> [What is needed]:
What lines below mention the word "home"? Copy each one.

Component data from apps and pages:
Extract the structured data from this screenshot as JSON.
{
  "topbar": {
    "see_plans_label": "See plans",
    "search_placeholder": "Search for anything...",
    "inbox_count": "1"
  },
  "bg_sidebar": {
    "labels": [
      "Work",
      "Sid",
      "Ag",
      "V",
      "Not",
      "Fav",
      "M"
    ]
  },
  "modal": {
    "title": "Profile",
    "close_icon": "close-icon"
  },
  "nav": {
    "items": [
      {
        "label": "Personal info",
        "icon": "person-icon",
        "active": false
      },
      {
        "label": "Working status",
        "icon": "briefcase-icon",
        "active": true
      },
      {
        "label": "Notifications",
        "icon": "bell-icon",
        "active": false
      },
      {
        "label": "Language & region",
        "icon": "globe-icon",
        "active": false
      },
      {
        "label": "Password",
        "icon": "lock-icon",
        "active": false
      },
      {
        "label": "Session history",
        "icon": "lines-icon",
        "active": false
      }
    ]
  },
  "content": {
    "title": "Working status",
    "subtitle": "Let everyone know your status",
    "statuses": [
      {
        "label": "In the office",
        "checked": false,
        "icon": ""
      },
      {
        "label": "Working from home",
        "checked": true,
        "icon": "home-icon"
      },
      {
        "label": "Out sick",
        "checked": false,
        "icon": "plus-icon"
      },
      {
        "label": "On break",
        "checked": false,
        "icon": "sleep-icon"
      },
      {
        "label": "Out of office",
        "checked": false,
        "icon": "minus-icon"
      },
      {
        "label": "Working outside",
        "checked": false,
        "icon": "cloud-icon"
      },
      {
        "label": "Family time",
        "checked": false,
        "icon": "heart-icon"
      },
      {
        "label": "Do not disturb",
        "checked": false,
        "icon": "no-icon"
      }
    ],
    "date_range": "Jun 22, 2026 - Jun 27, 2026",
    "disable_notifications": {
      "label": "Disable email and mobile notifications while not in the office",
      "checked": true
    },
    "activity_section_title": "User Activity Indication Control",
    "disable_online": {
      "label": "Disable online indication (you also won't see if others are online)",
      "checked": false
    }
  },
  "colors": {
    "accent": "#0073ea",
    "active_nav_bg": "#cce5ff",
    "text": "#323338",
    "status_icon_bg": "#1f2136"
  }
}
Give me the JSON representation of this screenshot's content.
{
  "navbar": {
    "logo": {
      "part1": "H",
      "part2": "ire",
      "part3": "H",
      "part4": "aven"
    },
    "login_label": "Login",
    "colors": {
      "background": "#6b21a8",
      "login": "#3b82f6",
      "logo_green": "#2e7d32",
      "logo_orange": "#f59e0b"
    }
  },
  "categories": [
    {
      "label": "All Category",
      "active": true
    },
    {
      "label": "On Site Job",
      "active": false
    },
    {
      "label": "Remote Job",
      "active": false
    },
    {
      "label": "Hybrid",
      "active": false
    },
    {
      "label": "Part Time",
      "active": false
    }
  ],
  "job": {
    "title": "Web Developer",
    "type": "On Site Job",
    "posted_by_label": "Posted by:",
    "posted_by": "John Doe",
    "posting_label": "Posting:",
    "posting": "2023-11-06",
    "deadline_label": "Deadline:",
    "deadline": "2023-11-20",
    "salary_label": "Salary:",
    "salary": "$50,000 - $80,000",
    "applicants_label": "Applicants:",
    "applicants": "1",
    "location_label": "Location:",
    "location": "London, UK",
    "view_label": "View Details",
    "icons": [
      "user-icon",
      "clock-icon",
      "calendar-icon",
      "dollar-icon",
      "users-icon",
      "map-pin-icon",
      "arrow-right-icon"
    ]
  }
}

> [Exercise output]:
        "label": "Working from home",
        "icon": "home-icon"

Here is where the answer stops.